Last August, Lisa Clark saw a post on Facebook that moved her.
It was a story about a hospital system in Orlando that was helping the homeless by using disposable surgical materials for sleeping mats.
“So, I thought I should start something in Asheville for the winter because winters can be kind of tough here,” says Clark, a perioperative staff nurse at Mission Surgery Center since 2014. “I was thinking about all of these people out in the cold and it was really disturbing, so I just wanted to do something to help.”
That was how the Western North Carolina Sleeping Bags for the Homeless program got started.
Clark says the sterile instrument wrapping that is used at the surgery center on a daily basis – thousands and thousands of pounds of it – ends up in a landfill, so she asked her operating room staff to save as much as possible and then stored it all in her basement.
Her idea was to sew some of this wrapping together to create something that was warm and waterproof to help others in need.
“I’m not much of a seamstress, but I just put four sheets together to make a sleeping bag,” she explains. “I also make little pillows out of the same material, which are stuffed with other throwaway items like paper gowns.”
“Working with the Mission volunteer office, we found a local sewing group from Emma’s Baptist Church willing to help, too,” she adds.
“I was thinking about all of these people out in the cold and it was really disturbing, so I just wanted to do something to help.”
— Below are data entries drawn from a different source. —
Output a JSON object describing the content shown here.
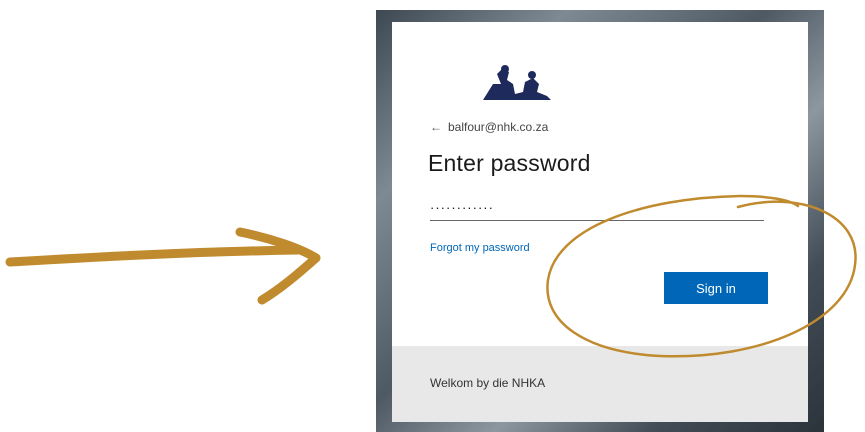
{
  "login": {
    "account": "balfour@nhk.co.za",
    "title": "Enter password",
    "password_value": "············",
    "forgot_link": "Forgot my password",
    "signin_label": "Sign in",
    "footer_text": "Welkom by die NHKA"
  },
  "icons": {
    "back": "back-arrow-icon",
    "logo": "org-logo-icon"
  },
  "colors": {
    "accent": "#0067b8",
    "annotation": "#c08a2e",
    "logo": "#1f2a5c"
  }
}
Clark distributes the sleeping bags herself and also donates them to facilities that work with the homeless population. As of March 2020, Clark’s program has distributed 171 sleeping bags (140 of those Clark made herself) and 85 totes to the homeless community.
“These things are tough,” Clark says of the bags, which she sews in her spare time. “They aren’t padded but they are warm and waterproof. People put their clothes and other items in them, too.”
Next came tote bags.
Clark met with the Beloved group street medics – many of whom have been homeless themselves – to find out what the homeless needed most besides sleeping bags.
The answer was bags that were impermeable to rain and snow to carry things in. Clark got feedback on design from the Beloved group and began making and distributing totes, too.
“It makes me feel good to help those who have nothing,” Clark adds, “and let them know someone cares.”